Insightful article. The big question we all are wondering is, how explosive will it be when the asset bubble actually does pop? The excesses of 2007 in the credit sector aren't really being repeated in a visible way. The major excess we're seeing is the exceedingly low interest rate environment, and the subsequent inflated asset prices. These dynamics are more reminiscent of other market declines and swings in the economy, like 2000-2001, and earlier swings in the 1970's. The distinction means that instead of another recession, we'll just experience a 2-3 year downswing in the economy cycle.

Thanks for the interesting article!

James Dean Samuels 1 year ago Member's comment

Good question Zev, but what's the answer?

Moon Kil Woong 1 year ago Contributor's comment

Decreasing the money supply is ok as long as the economy is growing, especially given the pickup in the deficit through tax cuts. The issue is, a trade war can end growth rapidly but also causes inflation. Cutting money supply slows inflationary ramifications but leads to a dampening of economic activity which can be deadly combined with monetary tightening.

The sad fact is, it is dangerous tightening this late in the cycle and the Federal Reserve knows it. It is a travesty they tightened this late in the cycle and shows they have absolutely no self control anymore. Rather than smoothing out cycles they are contributing to bigger and more nasty cycles and they probably know it. Sadly, it gives them power.

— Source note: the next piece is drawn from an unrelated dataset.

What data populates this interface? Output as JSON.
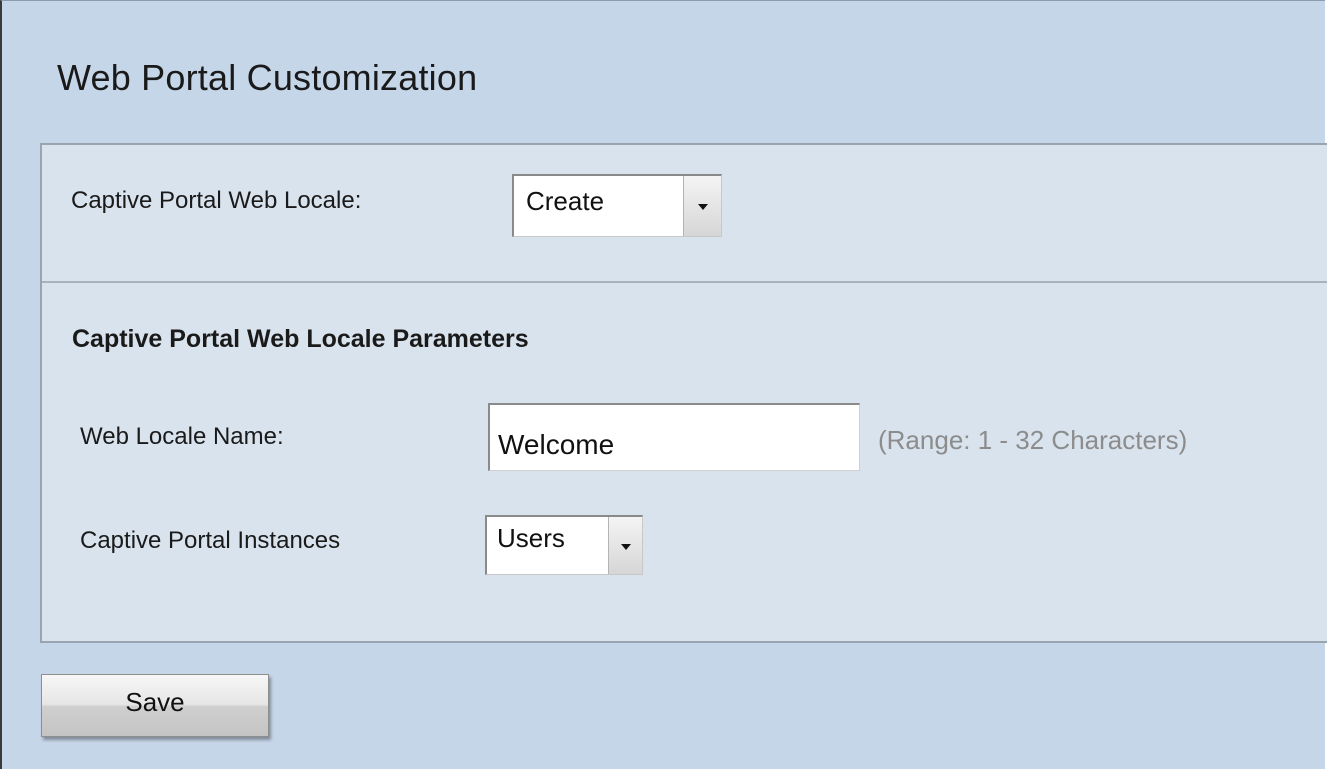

Gary Anderson 1 year ago Contributor's comment

There also is danger in emerging markets with tightening.

Moon Kil Woong 1 year ago Contributor's comment

Yes in any tightening the first ball to drop is usually some debt stricken emerging market country.

Gary Anderson 1 year ago Contributor's comment

This is definitely a must read article.